The Israeli Prime Minister Yitzhak Rabin, a genuine peacemaker who later worked sincerely towards a two-state solution hand-in-hand with the late Palestinian leader Yasser Arafat, suffered the same fate as Sadat.
So many years have gone by since the 1948 Nakba when almost half the Palestinian population was forced to flee their homes under threat of extermination convinced their exile would be temporary.
Yet despite wars, intifadas and rockets fired from Gaza, the Palestinians have gained nothing and the maintaining of a belligerent relationship with Israel in reality has blighted any hopes of a settlement because Israel’s Arab protagonists have no influence, no cards to play.
As long as Prime Minister Netanyahu felt he had nothing to lose and was blessed by Trump in the White House, he was poised to stroke Israel’s religious right-wingers who make-up a major part of his base with the annexation of most of the West Bank and the Jordan Valley.
More Arab countries to follow suit
The threat of annexation has now been averted because the leadership of the United Arab Emirates took the historic step of being the third Arab country after Egypt and Jordan to establish formal relations with Israel while maintaining its position of pursuing a just peace for the Palestinians to include a Palestinian state loosely based on 1967 borders with Jerusalem as its capital.

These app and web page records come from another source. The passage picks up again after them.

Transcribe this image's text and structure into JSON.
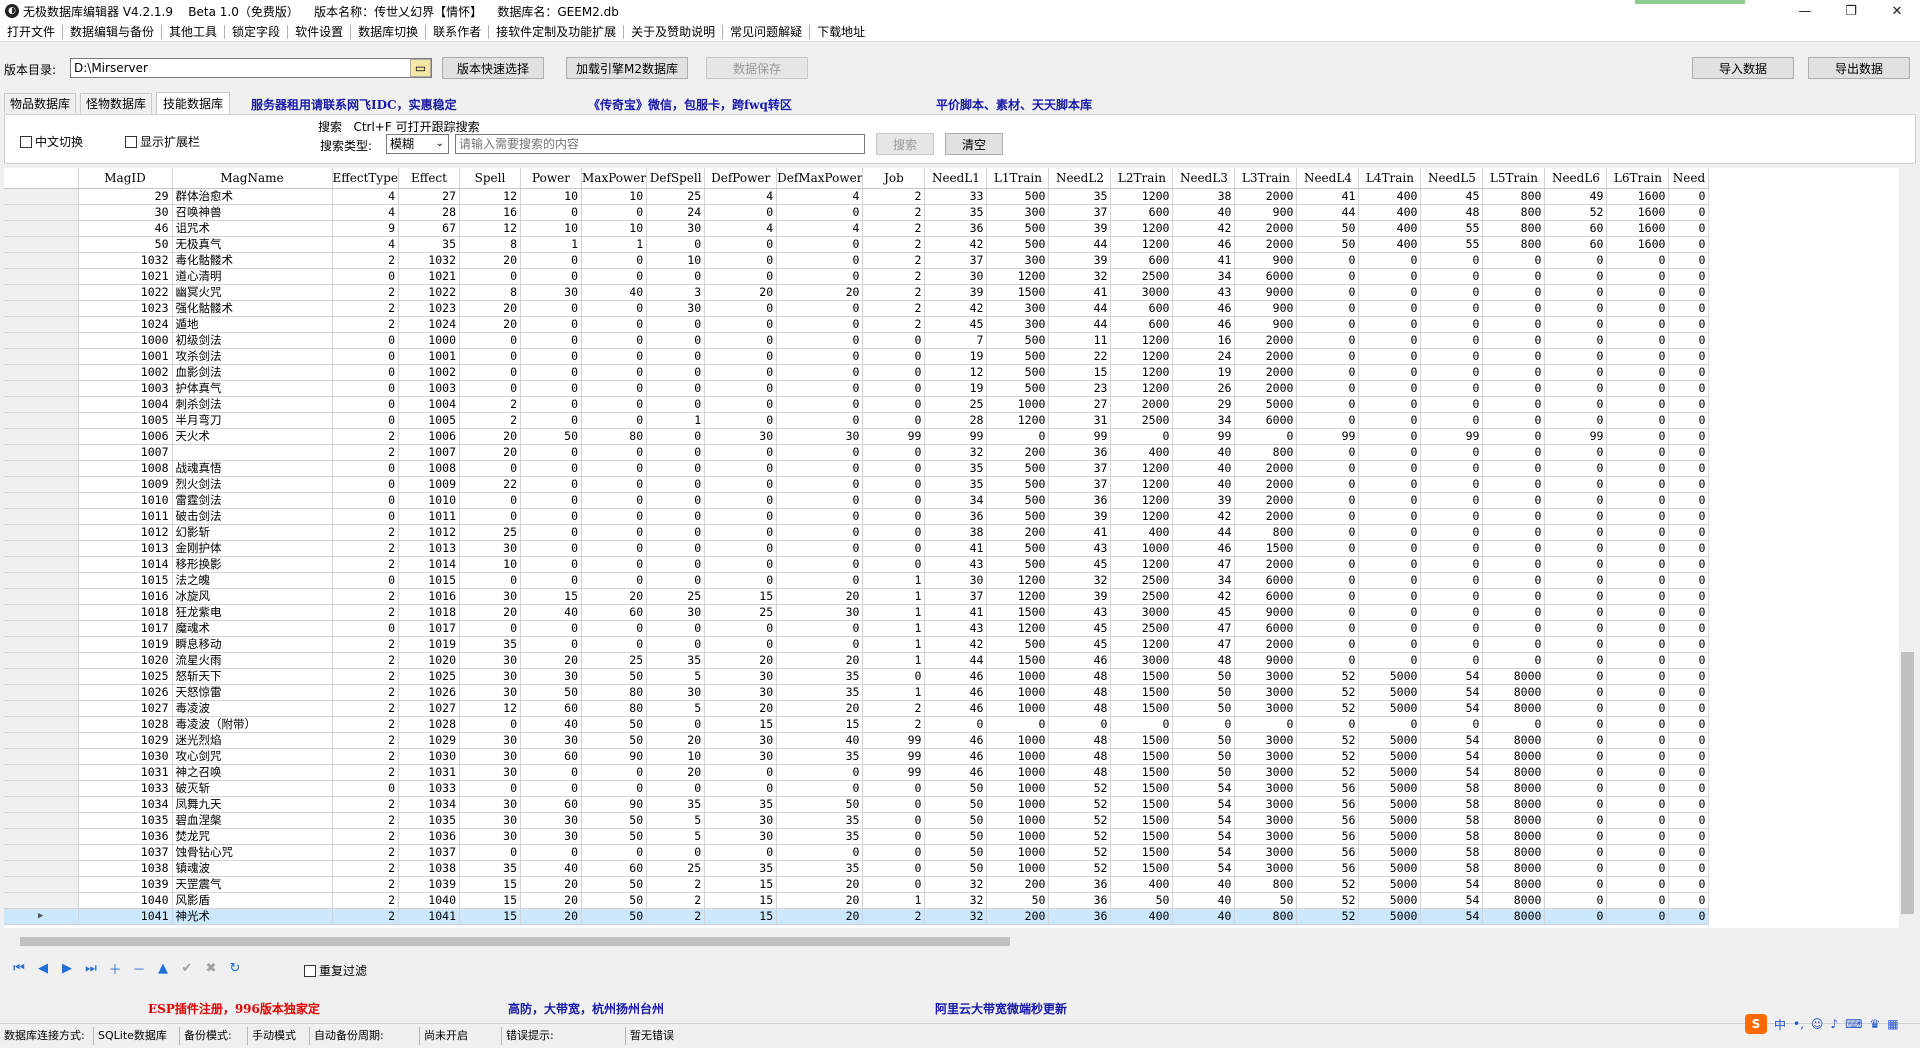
{
  "window": {
    "title": "无极数据库编辑器 V4.2.1.9    Beta 1.0（免费版）    版本名称：传世乂幻界【情怀】    数据库名：GEEM2.db",
    "minimize": "—",
    "maximize": "❐",
    "close": "✕"
  },
  "menu": [
    "打开文件",
    "数据编辑与备份",
    "其他工具",
    "锁定字段",
    "软件设置",
    "数据库切换",
    "联系作者",
    "接软件定制及功能扩展",
    "关于及赞助说明",
    "常见问题解疑",
    "下载地址"
  ],
  "toolbar": {
    "dir_label": "版本目录:",
    "dir_value": "D:\\Mirserver",
    "quick_select": "版本快速选择",
    "load_engine": "加载引擎M2数据库",
    "save_data": "数据保存",
    "import": "导入数据",
    "export": "导出数据"
  },
  "tabs": [
    "物品数据库",
    "怪物数据库",
    "技能数据库"
  ],
  "ads_top": [
    "服务器租用请联系网飞IDC，实惠稳定",
    "《传奇宝》微信，包服卡，跨fwq转区",
    "平价脚本、素材、天天脚本库"
  ],
  "options": {
    "cn_switch": "中文切换",
    "show_ext": "显示扩展栏",
    "search_hint": "搜索   Ctrl+F 可打开跟踪搜索",
    "search_type_label": "搜索类型:",
    "search_type_value": "模糊",
    "search_placeholder": "请输入需要搜索的内容",
    "search_btn": "搜索",
    "clear_btn": "清空"
  },
  "grid": {
    "columns": [
      "MagID",
      "MagName",
      "EffectType",
      "Effect",
      "Spell",
      "Power",
      "MaxPower",
      "DefSpell",
      "DefPower",
      "DefMaxPower",
      "Job",
      "NeedL1",
      "L1Train",
      "NeedL2",
      "L2Train",
      "NeedL3",
      "L3Train",
      "NeedL4",
      "L4Train",
      "NeedL5",
      "L5Train",
      "NeedL6",
      "L6Train",
      "Need"
    ],
    "rows": [
      [
        "29",
        "群体治愈术",
        "4",
        "27",
        "12",
        "10",
        "10",
        "25",
        "4",
        "4",
        "2",
        "33",
        "500",
        "35",
        "1200",
        "38",
        "2000",
        "41",
        "400",
        "45",
        "800",
        "49",
        "1600",
        "0"
      ],
      [
        "30",
        "召唤神兽",
        "4",
        "28",
        "16",
        "0",
        "0",
        "24",
        "0",
        "0",
        "2",
        "35",
        "300",
        "37",
        "600",
        "40",
        "900",
        "44",
        "400",
        "48",
        "800",
        "52",
        "1600",
        "0"
      ],
      [
        "46",
        "诅咒术",
        "9",
        "67",
        "12",
        "10",
        "10",
        "30",
        "4",
        "4",
        "2",
        "36",
        "500",
        "39",
        "1200",
        "42",
        "2000",
        "50",
        "400",
        "55",
        "800",
        "60",
        "1600",
        "0"
      ],
      [
        "50",
        "无极真气",
        "4",
        "35",
        "8",
        "1",
        "1",
        "0",
        "0",
        "0",
        "2",
        "42",
        "500",
        "44",
        "1200",
        "46",
        "2000",
        "50",
        "400",
        "55",
        "800",
        "60",
        "1600",
        "0"
      ],
      [
        "1032",
        "毒化骷髅术",
        "2",
        "1032",
        "20",
        "0",
        "0",
        "10",
        "0",
        "0",
        "2",
        "37",
        "300",
        "39",
        "600",
        "41",
        "900",
        "0",
        "0",
        "0",
        "0",
        "0",
        "0",
        "0"
      ],
      [
        "1021",
        "道心清明",
        "0",
        "1021",
        "0",
        "0",
        "0",
        "0",
        "0",
        "0",
        "2",
        "30",
        "1200",
        "32",
        "2500",
        "34",
        "6000",
        "0",
        "0",
        "0",
        "0",
        "0",
        "0",
        "0"
      ],
      [
        "1022",
        "幽冥火咒",
        "2",
        "1022",
        "8",
        "30",
        "40",
        "3",
        "20",
        "20",
        "2",
        "39",
        "1500",
        "41",
        "3000",
        "43",
        "9000",
        "0",
        "0",
        "0",
        "0",
        "0",
        "0",
        "0"
      ],
      [
        "1023",
        "强化骷髅术",
        "2",
        "1023",
        "20",
        "0",
        "0",
        "30",
        "0",
        "0",
        "2",
        "42",
        "300",
        "44",
        "600",
        "46",
        "900",
        "0",
        "0",
        "0",
        "0",
        "0",
        "0",
        "0"
      ],
      [
        "1024",
        "遁地",
        "2",
        "1024",
        "20",
        "0",
        "0",
        "0",
        "0",
        "0",
        "2",
        "45",
        "300",
        "44",
        "600",
        "46",
        "900",
        "0",
        "0",
        "0",
        "0",
        "0",
        "0",
        "0"
      ],
      [
        "1000",
        "初级剑法",
        "0",
        "1000",
        "0",
        "0",
        "0",
        "0",
        "0",
        "0",
        "0",
        "7",
        "500",
        "11",
        "1200",
        "16",
        "2000",
        "0",
        "0",
        "0",
        "0",
        "0",
        "0",
        "0"
      ],
      [
        "1001",
        "攻杀剑法",
        "0",
        "1001",
        "0",
        "0",
        "0",
        "0",
        "0",
        "0",
        "0",
        "19",
        "500",
        "22",
        "1200",
        "24",
        "2000",
        "0",
        "0",
        "0",
        "0",
        "0",
        "0",
        "0"
      ],
      [
        "1002",
        "血影剑法",
        "0",
        "1002",
        "0",
        "0",
        "0",
        "0",
        "0",
        "0",
        "0",
        "12",
        "500",
        "15",
        "1200",
        "19",
        "2000",
        "0",
        "0",
        "0",
        "0",
        "0",
        "0",
        "0"
      ],
      [
        "1003",
        "护体真气",
        "0",
        "1003",
        "0",
        "0",
        "0",
        "0",
        "0",
        "0",
        "0",
        "19",
        "500",
        "23",
        "1200",
        "26",
        "2000",
        "0",
        "0",
        "0",
        "0",
        "0",
        "0",
        "0"
      ],
      [
        "1004",
        "刺杀剑法",
        "0",
        "1004",
        "2",
        "0",
        "0",
        "0",
        "0",
        "0",
        "0",
        "25",
        "1000",
        "27",
        "2000",
        "29",
        "5000",
        "0",
        "0",
        "0",
        "0",
        "0",
        "0",
        "0"
      ],
      [
        "1005",
        "半月弯刀",
        "0",
        "1005",
        "2",
        "0",
        "0",
        "1",
        "0",
        "0",
        "0",
        "28",
        "1200",
        "31",
        "2500",
        "34",
        "6000",
        "0",
        "0",
        "0",
        "0",
        "0",
        "0",
        "0"
      ],
      [
        "1006",
        "天火术",
        "2",
        "1006",
        "20",
        "50",
        "80",
        "0",
        "30",
        "30",
        "99",
        "99",
        "0",
        "99",
        "0",
        "99",
        "0",
        "99",
        "0",
        "99",
        "0",
        "99",
        "0",
        "0"
      ],
      [
        "1007",
        "",
        "2",
        "1007",
        "20",
        "0",
        "0",
        "0",
        "0",
        "0",
        "0",
        "32",
        "200",
        "36",
        "400",
        "40",
        "800",
        "0",
        "0",
        "0",
        "0",
        "0",
        "0",
        "0"
      ],
      [
        "1008",
        "战魂真悟",
        "0",
        "1008",
        "0",
        "0",
        "0",
        "0",
        "0",
        "0",
        "0",
        "35",
        "500",
        "37",
        "1200",
        "40",
        "2000",
        "0",
        "0",
        "0",
        "0",
        "0",
        "0",
        "0"
      ],
      [
        "1009",
        "烈火剑法",
        "0",
        "1009",
        "22",
        "0",
        "0",
        "0",
        "0",
        "0",
        "0",
        "35",
        "500",
        "37",
        "1200",
        "40",
        "2000",
        "0",
        "0",
        "0",
        "0",
        "0",
        "0",
        "0"
      ],
      [
        "1010",
        "雷霆剑法",
        "0",
        "1010",
        "0",
        "0",
        "0",
        "0",
        "0",
        "0",
        "0",
        "34",
        "500",
        "36",
        "1200",
        "39",
        "2000",
        "0",
        "0",
        "0",
        "0",
        "0",
        "0",
        "0"
      ],
      [
        "1011",
        "破击剑法",
        "0",
        "1011",
        "0",
        "0",
        "0",
        "0",
        "0",
        "0",
        "0",
        "36",
        "500",
        "39",
        "1200",
        "42",
        "2000",
        "0",
        "0",
        "0",
        "0",
        "0",
        "0",
        "0"
      ],
      [
        "1012",
        "幻影斩",
        "2",
        "1012",
        "25",
        "0",
        "0",
        "0",
        "0",
        "0",
        "0",
        "38",
        "200",
        "41",
        "400",
        "44",
        "800",
        "0",
        "0",
        "0",
        "0",
        "0",
        "0",
        "0"
      ],
      [
        "1013",
        "金刚护体",
        "2",
        "1013",
        "30",
        "0",
        "0",
        "0",
        "0",
        "0",
        "0",
        "41",
        "500",
        "43",
        "1000",
        "46",
        "1500",
        "0",
        "0",
        "0",
        "0",
        "0",
        "0",
        "0"
      ],
      [
        "1014",
        "移形换影",
        "2",
        "1014",
        "10",
        "0",
        "0",
        "0",
        "0",
        "0",
        "0",
        "43",
        "500",
        "45",
        "1200",
        "47",
        "2000",
        "0",
        "0",
        "0",
        "0",
        "0",
        "0",
        "0"
      ],
      [
        "1015",
        "法之魄",
        "0",
        "1015",
        "0",
        "0",
        "0",
        "0",
        "0",
        "0",
        "1",
        "30",
        "1200",
        "32",
        "2500",
        "34",
        "6000",
        "0",
        "0",
        "0",
        "0",
        "0",
        "0",
        "0"
      ],
      [
        "1016",
        "冰旋风",
        "2",
        "1016",
        "30",
        "15",
        "20",
        "25",
        "15",
        "20",
        "1",
        "37",
        "1200",
        "39",
        "2500",
        "42",
        "6000",
        "0",
        "0",
        "0",
        "0",
        "0",
        "0",
        "0"
      ],
      [
        "1018",
        "狂龙紫电",
        "2",
        "1018",
        "20",
        "40",
        "60",
        "30",
        "25",
        "30",
        "1",
        "41",
        "1500",
        "43",
        "3000",
        "45",
        "9000",
        "0",
        "0",
        "0",
        "0",
        "0",
        "0",
        "0"
      ],
      [
        "1017",
        "魔魂术",
        "0",
        "1017",
        "0",
        "0",
        "0",
        "0",
        "0",
        "0",
        "1",
        "43",
        "1200",
        "45",
        "2500",
        "47",
        "6000",
        "0",
        "0",
        "0",
        "0",
        "0",
        "0",
        "0"
      ],
      [
        "1019",
        "瞬息移动",
        "2",
        "1019",
        "35",
        "0",
        "0",
        "0",
        "0",
        "0",
        "1",
        "42",
        "500",
        "45",
        "1200",
        "47",
        "2000",
        "0",
        "0",
        "0",
        "0",
        "0",
        "0",
        "0"
      ],
      [
        "1020",
        "流星火雨",
        "2",
        "1020",
        "30",
        "20",
        "25",
        "35",
        "20",
        "20",
        "1",
        "44",
        "1500",
        "46",
        "3000",
        "48",
        "9000",
        "0",
        "0",
        "0",
        "0",
        "0",
        "0",
        "0"
      ],
      [
        "1025",
        "怒斩天下",
        "2",
        "1025",
        "30",
        "30",
        "50",
        "5",
        "30",
        "35",
        "0",
        "46",
        "1000",
        "48",
        "1500",
        "50",
        "3000",
        "52",
        "5000",
        "54",
        "8000",
        "0",
        "0",
        "0"
      ],
      [
        "1026",
        "天怒惊雷",
        "2",
        "1026",
        "30",
        "50",
        "80",
        "30",
        "30",
        "35",
        "1",
        "46",
        "1000",
        "48",
        "1500",
        "50",
        "3000",
        "52",
        "5000",
        "54",
        "8000",
        "0",
        "0",
        "0"
      ],
      [
        "1027",
        "毒凌波",
        "2",
        "1027",
        "12",
        "60",
        "80",
        "5",
        "20",
        "20",
        "2",
        "46",
        "1000",
        "48",
        "1500",
        "50",
        "3000",
        "52",
        "5000",
        "54",
        "8000",
        "0",
        "0",
        "0"
      ],
      [
        "1028",
        "毒凌波（附带）",
        "2",
        "1028",
        "0",
        "40",
        "50",
        "0",
        "15",
        "15",
        "2",
        "0",
        "0",
        "0",
        "0",
        "0",
        "0",
        "0",
        "0",
        "0",
        "0",
        "0",
        "0",
        "0"
      ],
      [
        "1029",
        "迷光烈焰",
        "2",
        "1029",
        "30",
        "30",
        "50",
        "20",
        "30",
        "40",
        "99",
        "46",
        "1000",
        "48",
        "1500",
        "50",
        "3000",
        "52",
        "5000",
        "54",
        "8000",
        "0",
        "0",
        "0"
      ],
      [
        "1030",
        "攻心剑咒",
        "2",
        "1030",
        "30",
        "60",
        "90",
        "10",
        "30",
        "35",
        "99",
        "46",
        "1000",
        "48",
        "1500",
        "50",
        "3000",
        "52",
        "5000",
        "54",
        "8000",
        "0",
        "0",
        "0"
      ],
      [
        "1031",
        "神之召唤",
        "2",
        "1031",
        "30",
        "0",
        "0",
        "20",
        "0",
        "0",
        "99",
        "46",
        "1000",
        "48",
        "1500",
        "50",
        "3000",
        "52",
        "5000",
        "54",
        "8000",
        "0",
        "0",
        "0"
      ],
      [
        "1033",
        "破灭斩",
        "0",
        "1033",
        "0",
        "0",
        "0",
        "0",
        "0",
        "0",
        "0",
        "50",
        "1000",
        "52",
        "1500",
        "54",
        "3000",
        "56",
        "5000",
        "58",
        "8000",
        "0",
        "0",
        "0"
      ],
      [
        "1034",
        "凤舞九天",
        "2",
        "1034",
        "30",
        "60",
        "90",
        "35",
        "35",
        "50",
        "0",
        "50",
        "1000",
        "52",
        "1500",
        "54",
        "3000",
        "56",
        "5000",
        "58",
        "8000",
        "0",
        "0",
        "0"
      ],
      [
        "1035",
        "碧血涅槃",
        "2",
        "1035",
        "30",
        "30",
        "50",
        "5",
        "30",
        "35",
        "0",
        "50",
        "1000",
        "52",
        "1500",
        "54",
        "3000",
        "56",
        "5000",
        "58",
        "8000",
        "0",
        "0",
        "0"
      ],
      [
        "1036",
        "焚龙咒",
        "2",
        "1036",
        "30",
        "30",
        "50",
        "5",
        "30",
        "35",
        "0",
        "50",
        "1000",
        "52",
        "1500",
        "54",
        "3000",
        "56",
        "5000",
        "58",
        "8000",
        "0",
        "0",
        "0"
      ],
      [
        "1037",
        "蚀骨钻心咒",
        "2",
        "1037",
        "0",
        "0",
        "0",
        "0",
        "0",
        "0",
        "0",
        "50",
        "1000",
        "52",
        "1500",
        "54",
        "3000",
        "56",
        "5000",
        "58",
        "8000",
        "0",
        "0",
        "0"
      ],
      [
        "1038",
        "镇魂波",
        "2",
        "1038",
        "35",
        "40",
        "60",
        "25",
        "35",
        "35",
        "0",
        "50",
        "1000",
        "52",
        "1500",
        "54",
        "3000",
        "56",
        "5000",
        "58",
        "8000",
        "0",
        "0",
        "0"
      ],
      [
        "1039",
        "天罡震气",
        "2",
        "1039",
        "15",
        "20",
        "50",
        "2",
        "15",
        "20",
        "0",
        "32",
        "200",
        "36",
        "400",
        "40",
        "800",
        "52",
        "5000",
        "54",
        "8000",
        "0",
        "0",
        "0"
      ],
      [
        "1040",
        "风影盾",
        "2",
        "1040",
        "15",
        "20",
        "50",
        "2",
        "15",
        "20",
        "1",
        "32",
        "50",
        "36",
        "50",
        "40",
        "50",
        "52",
        "5000",
        "54",
        "8000",
        "0",
        "0",
        "0"
      ],
      [
        "1041",
        "神光术",
        "2",
        "1041",
        "15",
        "20",
        "50",
        "2",
        "15",
        "20",
        "2",
        "32",
        "200",
        "36",
        "400",
        "40",
        "800",
        "52",
        "5000",
        "54",
        "8000",
        "0",
        "0",
        "0"
      ]
    ]
  },
  "filter": {
    "repeat_filter": "重复过滤"
  },
  "ads_bottom": [
    "ESP插件注册，996版本独家定",
    "高防，大带宽，杭州扬州台州",
    "阿里云大带宽微端秒更新"
  ],
  "status": [
    "数据库连接方式:",
    "SQLite数据库",
    "备份模式:",
    "手动模式",
    "自动备份周期:",
    "尚未开启",
    "错误提示:",
    "暂无错误"
  ],
  "ime": {
    "logo": "S",
    "lang": "中"
  }
}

It is generally believed that this accord paves the way for other moderate Arab countries to follow suit.
It is a great pity that the Palestinian leadership has been so scathing. Hurling insults at the Emirates which has always backed the Palestinian cause to the hilt since the days Arafat regularly travelled around the Gulf seeking donations is far from wise.
Does President Mahmoud Abbas want the status quo to endure along with his empty hands? He has no solutions for the miserable predicament of his people except threats to disband the Palestinian Authority.
Likewise Turkey is hypocritically condemning the détente even as it maintains close relations with the Netanyahu administration. The Turkish President is trying to position himself as a neo-Ottoman dominating the Middle East and it goes without saying that Iran is using harsh criticism to score points with Hamas and other militant groups. Presidents Erdogan and Rouhani are disingenuous using the Palestinian cause for their own ends.
Let us hope that this new peace will be fruitful and will eventually break down barriers between Arabs and Israelis who’ve been indoctrinated to hate for too long.
Mutual antipathy has prevailed for more than 70 years and now that our world is fighting a vicious pandemic that has brought about a global economic downturn, there is no better time for joined hands that just maybe will one day open hearts.
Linda S. Heard is an award-winning British political columnist and guest television commentator with a focus on the Middle East.